An underwater mortgage occurs when the outstanding balance on a mortgage loan exceeds the current market value of the property securing the loan. In other words, the homeowner owes more on the mortgage than the home is worth.

What You Need To Know

An underwater mortgage indicates negative equity, where the homeowner's property value has declined below the outstanding loan balance. This situation often arises due to a decline in the local housing market, economic downturns, or factors specific to the property. If the housing market recovers and property values increase over time, homeowners may gradually regain equity and eventually move into a positive equity position.

Being underwater on a mortgage can make it difficult to sell the property or refinance the mortgage. When selling, the proceeds from the sale may not be sufficient to pay off the mortgage entirely, resulting in a shortfall that the homeowner must cover. Refinancing options may be limited as lenders typically require a certain level of equity in the property to qualify for favorable loan terms.
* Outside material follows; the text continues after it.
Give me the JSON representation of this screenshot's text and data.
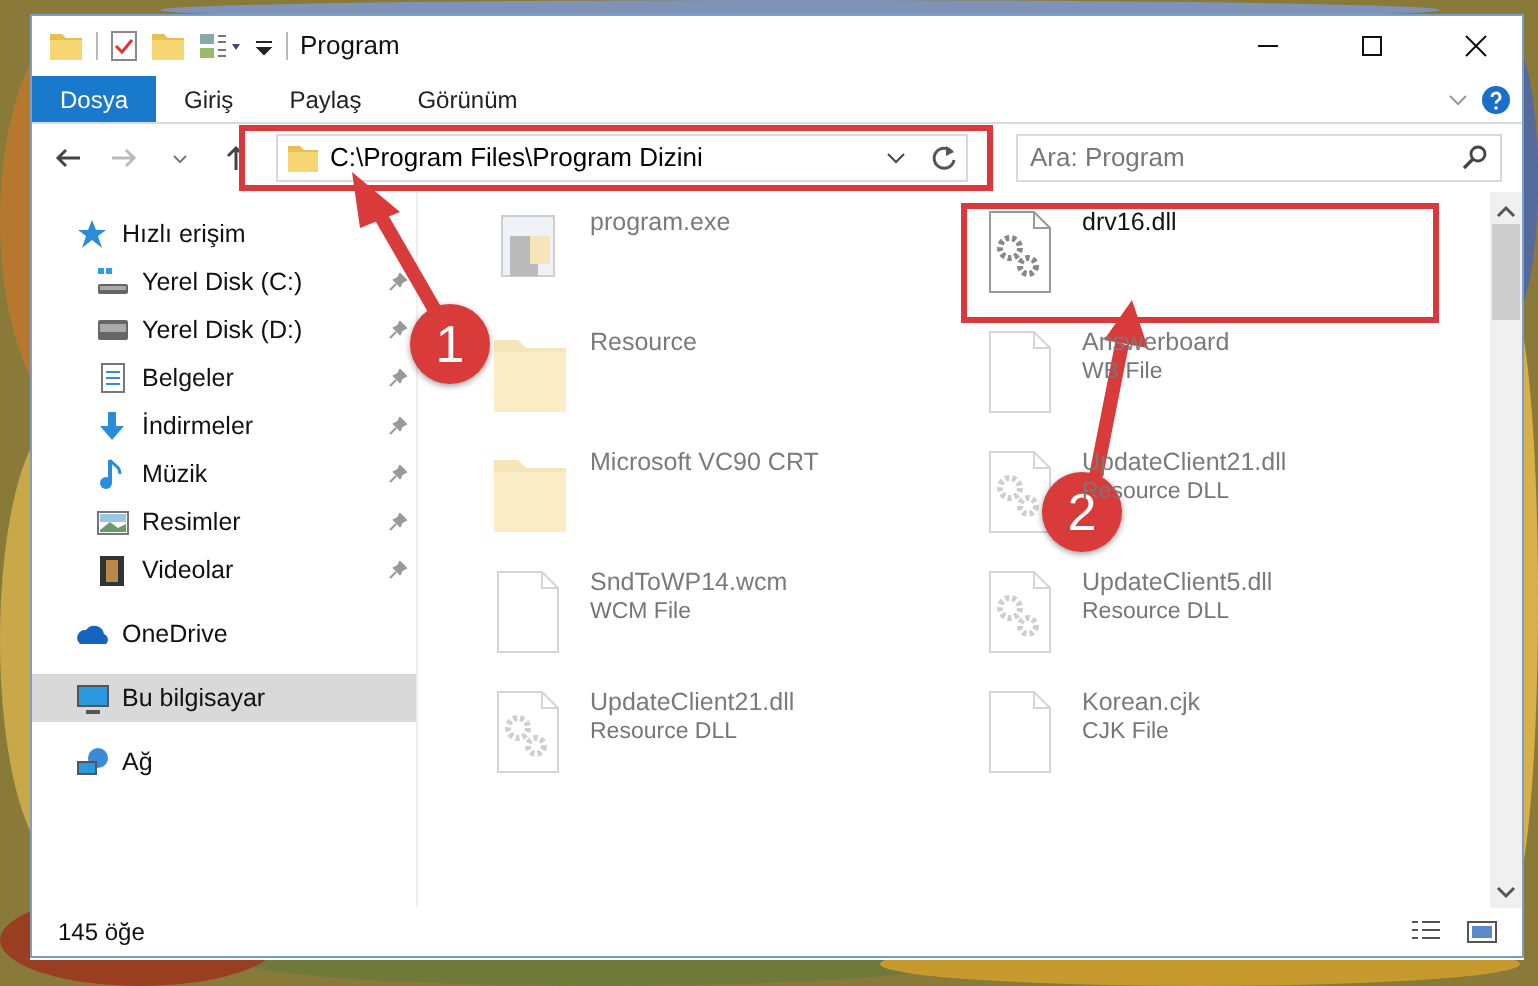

Accessing home equity through options like home equity loans or lines of credit may be difficult. These financing methods typically require sufficient equity as collateral. The lack of equity restricts homeowners' ability to tap into their home's value for purposes such as home improvements, debt consolidation, or other financial needs.

Negative equity may delay homeowners' ability to build wealth through property appreciation. It can also limit their ability to move or relocate for job opportunities, downsizing, or other personal reasons, as the sale proceeds may not cover the mortgage balance. Homeowners facing an underwater mortgage may stay in the home and continue mortgage payments, negotiate with the lender for a loan modification, pursue a short sale where the lender agrees to accept less than the full amount owed, or in some cases, consider foreclosure as a last resort.